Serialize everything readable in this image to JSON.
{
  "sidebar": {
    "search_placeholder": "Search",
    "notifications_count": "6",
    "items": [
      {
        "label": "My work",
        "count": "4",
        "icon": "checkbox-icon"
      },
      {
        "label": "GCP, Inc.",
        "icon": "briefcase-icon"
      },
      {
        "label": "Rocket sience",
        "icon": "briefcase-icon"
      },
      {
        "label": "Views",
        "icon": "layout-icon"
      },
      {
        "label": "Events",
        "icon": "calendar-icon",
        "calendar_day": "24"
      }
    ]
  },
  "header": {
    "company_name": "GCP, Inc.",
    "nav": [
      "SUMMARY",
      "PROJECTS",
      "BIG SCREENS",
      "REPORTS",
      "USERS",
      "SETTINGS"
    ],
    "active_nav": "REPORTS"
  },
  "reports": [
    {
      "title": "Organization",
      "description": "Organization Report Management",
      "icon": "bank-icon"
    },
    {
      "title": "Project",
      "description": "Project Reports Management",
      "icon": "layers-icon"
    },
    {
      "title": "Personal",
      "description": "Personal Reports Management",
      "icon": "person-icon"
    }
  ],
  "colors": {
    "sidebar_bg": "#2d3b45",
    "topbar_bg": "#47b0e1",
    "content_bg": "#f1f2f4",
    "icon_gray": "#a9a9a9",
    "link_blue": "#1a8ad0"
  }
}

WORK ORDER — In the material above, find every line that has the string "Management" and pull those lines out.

ANSWER BELOW —
      "description": "Organization Report Management",
      "description": "Project Reports Management",
      "description": "Personal Reports Management",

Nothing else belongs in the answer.